● Dataset records
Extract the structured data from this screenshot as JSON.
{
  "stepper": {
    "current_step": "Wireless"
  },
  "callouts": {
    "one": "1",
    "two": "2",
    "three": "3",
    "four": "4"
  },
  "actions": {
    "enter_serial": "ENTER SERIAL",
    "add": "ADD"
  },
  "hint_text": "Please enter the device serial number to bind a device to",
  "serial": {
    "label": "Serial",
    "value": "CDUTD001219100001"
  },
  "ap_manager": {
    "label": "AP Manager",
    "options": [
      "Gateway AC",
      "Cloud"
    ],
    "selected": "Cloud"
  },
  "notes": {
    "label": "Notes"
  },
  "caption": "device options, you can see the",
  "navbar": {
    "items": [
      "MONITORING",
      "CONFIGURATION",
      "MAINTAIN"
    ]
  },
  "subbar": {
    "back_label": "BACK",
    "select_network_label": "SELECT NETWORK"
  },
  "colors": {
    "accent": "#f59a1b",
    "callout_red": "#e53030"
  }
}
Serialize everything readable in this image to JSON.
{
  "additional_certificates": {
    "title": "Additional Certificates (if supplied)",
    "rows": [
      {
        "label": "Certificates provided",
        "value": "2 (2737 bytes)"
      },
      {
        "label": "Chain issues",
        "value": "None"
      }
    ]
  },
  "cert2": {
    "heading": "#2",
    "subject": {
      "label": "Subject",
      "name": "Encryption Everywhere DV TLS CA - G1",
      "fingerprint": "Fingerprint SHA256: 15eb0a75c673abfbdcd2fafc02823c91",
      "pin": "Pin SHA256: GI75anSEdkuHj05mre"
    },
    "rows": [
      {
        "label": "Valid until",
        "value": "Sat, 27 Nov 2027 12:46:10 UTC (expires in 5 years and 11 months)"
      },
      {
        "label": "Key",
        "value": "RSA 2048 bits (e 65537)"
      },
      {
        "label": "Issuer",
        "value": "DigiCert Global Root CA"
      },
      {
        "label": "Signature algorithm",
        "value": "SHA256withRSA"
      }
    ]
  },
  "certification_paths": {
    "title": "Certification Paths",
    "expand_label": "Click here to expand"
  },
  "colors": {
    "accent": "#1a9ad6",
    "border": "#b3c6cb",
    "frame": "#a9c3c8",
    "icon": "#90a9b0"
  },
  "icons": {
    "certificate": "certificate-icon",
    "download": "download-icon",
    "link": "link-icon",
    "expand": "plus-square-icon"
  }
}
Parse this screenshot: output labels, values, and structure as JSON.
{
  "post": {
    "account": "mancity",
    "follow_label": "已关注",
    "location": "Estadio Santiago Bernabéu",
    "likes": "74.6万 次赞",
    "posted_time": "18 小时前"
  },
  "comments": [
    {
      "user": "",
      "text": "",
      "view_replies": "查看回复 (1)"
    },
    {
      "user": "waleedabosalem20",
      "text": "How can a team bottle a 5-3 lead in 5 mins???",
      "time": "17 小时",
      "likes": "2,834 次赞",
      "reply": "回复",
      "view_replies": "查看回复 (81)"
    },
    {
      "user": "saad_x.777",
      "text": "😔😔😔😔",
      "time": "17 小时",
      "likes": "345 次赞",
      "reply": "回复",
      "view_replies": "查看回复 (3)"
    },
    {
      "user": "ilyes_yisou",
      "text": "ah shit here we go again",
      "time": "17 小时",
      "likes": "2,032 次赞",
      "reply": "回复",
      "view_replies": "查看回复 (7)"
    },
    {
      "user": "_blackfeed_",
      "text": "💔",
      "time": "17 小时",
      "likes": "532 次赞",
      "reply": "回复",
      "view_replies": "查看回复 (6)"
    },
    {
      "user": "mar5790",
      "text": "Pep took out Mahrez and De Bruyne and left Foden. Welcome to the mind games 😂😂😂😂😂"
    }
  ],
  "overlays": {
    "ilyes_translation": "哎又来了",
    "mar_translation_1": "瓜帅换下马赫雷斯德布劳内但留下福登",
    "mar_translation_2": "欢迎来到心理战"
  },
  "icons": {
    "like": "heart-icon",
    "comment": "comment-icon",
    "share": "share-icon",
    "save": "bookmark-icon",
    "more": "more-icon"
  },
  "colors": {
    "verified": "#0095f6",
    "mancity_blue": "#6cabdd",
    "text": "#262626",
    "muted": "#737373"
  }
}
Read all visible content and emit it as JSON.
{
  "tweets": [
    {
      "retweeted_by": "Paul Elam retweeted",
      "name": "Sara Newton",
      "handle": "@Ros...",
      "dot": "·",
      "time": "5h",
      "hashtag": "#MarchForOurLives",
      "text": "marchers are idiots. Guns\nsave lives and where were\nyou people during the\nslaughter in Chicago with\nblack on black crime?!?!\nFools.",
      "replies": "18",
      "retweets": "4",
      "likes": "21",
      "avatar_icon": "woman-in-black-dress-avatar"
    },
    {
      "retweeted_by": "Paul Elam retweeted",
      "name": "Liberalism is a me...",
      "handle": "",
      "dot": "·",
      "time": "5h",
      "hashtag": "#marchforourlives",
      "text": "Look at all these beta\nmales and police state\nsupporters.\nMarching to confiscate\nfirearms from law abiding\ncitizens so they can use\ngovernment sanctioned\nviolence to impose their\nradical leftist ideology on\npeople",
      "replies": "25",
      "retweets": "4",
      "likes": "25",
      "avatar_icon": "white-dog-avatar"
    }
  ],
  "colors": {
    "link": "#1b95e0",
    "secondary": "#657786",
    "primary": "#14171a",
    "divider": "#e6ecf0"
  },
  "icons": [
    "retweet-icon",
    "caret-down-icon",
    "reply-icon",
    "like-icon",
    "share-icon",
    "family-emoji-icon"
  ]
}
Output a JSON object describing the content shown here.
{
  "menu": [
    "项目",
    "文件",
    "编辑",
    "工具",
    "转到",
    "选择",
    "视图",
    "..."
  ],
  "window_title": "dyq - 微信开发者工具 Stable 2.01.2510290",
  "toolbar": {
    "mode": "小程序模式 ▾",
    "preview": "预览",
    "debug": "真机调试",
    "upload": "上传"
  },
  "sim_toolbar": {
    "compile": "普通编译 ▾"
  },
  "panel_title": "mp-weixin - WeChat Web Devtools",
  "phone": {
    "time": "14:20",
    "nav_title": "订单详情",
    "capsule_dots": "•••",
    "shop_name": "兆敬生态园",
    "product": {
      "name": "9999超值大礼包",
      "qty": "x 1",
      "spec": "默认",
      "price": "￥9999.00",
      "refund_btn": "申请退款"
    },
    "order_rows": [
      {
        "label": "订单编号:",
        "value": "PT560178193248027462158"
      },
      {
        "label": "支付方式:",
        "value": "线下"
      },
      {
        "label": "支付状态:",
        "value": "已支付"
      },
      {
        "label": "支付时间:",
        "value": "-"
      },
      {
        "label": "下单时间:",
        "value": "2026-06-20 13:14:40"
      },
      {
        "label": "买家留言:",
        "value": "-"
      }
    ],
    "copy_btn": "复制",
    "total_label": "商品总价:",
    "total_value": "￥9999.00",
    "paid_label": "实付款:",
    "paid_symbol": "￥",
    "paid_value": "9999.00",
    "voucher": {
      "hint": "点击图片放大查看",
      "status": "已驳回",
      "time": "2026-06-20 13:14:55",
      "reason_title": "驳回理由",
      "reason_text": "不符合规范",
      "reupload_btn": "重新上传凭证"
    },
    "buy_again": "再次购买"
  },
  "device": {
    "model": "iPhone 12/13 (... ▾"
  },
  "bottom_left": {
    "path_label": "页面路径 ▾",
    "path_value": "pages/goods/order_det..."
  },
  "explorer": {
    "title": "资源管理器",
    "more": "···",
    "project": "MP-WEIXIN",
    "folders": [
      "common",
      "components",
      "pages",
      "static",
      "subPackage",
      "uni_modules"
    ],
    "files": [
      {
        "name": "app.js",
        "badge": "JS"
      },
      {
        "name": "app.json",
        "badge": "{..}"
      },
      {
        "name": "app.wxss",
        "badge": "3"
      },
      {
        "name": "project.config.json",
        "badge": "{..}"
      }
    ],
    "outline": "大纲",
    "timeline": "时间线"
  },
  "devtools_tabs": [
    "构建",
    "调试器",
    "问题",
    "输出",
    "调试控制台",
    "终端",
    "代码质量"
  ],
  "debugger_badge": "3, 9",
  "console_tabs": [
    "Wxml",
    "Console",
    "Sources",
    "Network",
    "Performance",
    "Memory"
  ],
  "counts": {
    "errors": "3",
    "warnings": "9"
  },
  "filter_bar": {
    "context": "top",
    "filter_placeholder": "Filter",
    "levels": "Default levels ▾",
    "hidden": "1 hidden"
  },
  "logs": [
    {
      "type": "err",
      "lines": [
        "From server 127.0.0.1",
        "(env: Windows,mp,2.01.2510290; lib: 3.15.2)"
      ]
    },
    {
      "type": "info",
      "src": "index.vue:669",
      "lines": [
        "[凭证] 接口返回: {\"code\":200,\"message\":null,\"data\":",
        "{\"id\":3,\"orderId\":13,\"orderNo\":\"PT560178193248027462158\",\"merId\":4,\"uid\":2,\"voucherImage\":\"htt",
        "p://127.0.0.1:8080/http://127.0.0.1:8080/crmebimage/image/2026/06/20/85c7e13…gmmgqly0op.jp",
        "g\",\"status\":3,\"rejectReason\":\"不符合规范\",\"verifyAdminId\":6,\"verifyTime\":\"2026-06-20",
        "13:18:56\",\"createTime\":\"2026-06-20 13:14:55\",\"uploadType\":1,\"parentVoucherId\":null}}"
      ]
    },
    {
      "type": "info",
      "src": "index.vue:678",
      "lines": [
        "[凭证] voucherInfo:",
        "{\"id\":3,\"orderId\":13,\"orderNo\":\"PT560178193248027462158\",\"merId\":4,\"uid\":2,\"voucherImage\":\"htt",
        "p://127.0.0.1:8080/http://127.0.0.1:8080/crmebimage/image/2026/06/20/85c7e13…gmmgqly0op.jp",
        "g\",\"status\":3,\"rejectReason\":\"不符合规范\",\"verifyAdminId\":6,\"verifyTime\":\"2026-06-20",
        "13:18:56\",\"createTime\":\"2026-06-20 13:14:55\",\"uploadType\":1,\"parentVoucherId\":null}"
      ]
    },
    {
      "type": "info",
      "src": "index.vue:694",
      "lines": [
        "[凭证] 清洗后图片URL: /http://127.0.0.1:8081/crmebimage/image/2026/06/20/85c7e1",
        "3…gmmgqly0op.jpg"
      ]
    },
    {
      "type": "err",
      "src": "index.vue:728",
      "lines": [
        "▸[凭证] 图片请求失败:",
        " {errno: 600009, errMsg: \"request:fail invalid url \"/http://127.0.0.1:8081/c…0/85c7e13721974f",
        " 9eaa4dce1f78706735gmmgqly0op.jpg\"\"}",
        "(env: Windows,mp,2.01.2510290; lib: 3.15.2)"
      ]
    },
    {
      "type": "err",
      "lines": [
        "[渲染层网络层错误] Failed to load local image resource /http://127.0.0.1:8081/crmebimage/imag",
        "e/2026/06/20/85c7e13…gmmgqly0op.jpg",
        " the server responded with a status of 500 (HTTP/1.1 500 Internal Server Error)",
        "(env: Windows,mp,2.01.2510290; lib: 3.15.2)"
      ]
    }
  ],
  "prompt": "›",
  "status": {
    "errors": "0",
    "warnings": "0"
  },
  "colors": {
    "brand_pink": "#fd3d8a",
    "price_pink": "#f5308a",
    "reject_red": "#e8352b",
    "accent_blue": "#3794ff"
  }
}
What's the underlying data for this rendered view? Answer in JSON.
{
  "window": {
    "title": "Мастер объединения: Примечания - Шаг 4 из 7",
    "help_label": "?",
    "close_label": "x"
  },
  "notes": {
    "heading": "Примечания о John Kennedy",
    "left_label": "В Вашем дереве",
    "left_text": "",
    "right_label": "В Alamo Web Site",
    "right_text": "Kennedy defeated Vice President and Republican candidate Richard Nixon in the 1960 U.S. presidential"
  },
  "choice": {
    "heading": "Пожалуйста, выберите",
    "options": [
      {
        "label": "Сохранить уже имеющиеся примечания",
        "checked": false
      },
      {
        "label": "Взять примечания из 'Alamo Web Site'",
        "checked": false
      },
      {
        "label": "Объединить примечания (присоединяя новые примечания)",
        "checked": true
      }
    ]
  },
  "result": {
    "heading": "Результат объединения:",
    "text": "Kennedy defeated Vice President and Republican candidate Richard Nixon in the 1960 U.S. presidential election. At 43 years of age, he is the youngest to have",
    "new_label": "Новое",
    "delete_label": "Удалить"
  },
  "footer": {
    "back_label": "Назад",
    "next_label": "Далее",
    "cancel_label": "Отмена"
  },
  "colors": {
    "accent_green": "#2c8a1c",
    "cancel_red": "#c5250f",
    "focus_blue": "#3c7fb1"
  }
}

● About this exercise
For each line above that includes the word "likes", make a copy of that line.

● Output of the task
    "likes": "74.6万 次赞",
      "likes": "2,834 次赞",
      "likes": "345 次赞",
      "likes": "2,032 次赞",
      "likes": "532 次赞",
      "likes": "21",
      "likes": "25",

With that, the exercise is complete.